Start of THE DATA
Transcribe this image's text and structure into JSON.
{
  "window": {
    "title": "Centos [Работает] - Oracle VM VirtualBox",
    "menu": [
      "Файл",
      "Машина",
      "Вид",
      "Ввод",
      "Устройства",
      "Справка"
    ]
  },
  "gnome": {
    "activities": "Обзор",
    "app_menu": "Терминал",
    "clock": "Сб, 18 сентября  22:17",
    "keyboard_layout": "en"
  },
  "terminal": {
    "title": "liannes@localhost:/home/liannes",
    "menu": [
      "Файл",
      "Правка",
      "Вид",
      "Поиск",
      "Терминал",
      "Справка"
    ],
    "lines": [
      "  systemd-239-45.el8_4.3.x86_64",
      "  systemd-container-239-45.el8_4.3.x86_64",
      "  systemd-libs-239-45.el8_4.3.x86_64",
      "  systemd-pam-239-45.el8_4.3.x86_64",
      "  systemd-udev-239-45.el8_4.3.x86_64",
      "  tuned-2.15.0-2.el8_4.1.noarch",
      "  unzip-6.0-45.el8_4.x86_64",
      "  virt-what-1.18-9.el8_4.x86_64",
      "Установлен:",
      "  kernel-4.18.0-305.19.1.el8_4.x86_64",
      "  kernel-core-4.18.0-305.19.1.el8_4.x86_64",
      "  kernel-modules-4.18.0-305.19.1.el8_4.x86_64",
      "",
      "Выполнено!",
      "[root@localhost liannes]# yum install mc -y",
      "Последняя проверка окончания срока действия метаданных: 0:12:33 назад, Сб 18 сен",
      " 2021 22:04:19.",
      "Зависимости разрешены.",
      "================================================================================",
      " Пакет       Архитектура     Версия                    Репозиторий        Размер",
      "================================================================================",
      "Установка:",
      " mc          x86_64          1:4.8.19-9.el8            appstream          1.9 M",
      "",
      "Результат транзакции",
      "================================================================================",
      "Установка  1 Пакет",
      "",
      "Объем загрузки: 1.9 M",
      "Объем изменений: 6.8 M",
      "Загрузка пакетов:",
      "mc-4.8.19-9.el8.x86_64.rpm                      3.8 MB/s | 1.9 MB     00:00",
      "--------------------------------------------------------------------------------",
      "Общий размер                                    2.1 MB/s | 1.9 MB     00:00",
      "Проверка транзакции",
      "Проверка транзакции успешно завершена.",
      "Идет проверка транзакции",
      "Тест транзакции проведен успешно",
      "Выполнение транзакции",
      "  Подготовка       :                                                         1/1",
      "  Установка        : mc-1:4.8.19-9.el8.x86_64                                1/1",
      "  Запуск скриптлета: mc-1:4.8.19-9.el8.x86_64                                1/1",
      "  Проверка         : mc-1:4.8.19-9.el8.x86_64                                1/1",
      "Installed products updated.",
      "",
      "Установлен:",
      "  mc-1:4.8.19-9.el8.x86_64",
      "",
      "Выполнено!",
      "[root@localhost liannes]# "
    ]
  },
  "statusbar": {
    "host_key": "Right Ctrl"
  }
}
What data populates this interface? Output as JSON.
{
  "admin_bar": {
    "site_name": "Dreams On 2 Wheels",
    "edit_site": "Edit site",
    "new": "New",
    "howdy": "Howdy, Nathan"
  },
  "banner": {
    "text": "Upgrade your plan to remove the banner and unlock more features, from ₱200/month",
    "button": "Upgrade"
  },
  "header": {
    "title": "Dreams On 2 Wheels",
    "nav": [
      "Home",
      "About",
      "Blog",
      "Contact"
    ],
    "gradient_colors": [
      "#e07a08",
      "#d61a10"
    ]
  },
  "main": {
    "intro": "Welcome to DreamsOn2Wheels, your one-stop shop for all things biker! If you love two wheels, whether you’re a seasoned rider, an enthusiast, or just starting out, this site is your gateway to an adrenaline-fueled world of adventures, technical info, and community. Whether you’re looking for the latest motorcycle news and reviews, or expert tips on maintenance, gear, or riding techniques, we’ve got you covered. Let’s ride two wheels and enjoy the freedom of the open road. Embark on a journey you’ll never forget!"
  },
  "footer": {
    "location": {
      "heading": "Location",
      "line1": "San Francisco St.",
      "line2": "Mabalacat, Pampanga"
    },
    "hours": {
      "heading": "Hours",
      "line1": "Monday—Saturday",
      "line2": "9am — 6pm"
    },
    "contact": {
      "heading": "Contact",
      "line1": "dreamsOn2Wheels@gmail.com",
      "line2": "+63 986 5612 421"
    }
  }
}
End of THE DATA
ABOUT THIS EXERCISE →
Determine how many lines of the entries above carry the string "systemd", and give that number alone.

ANSWER TO THE EXERCISE →
5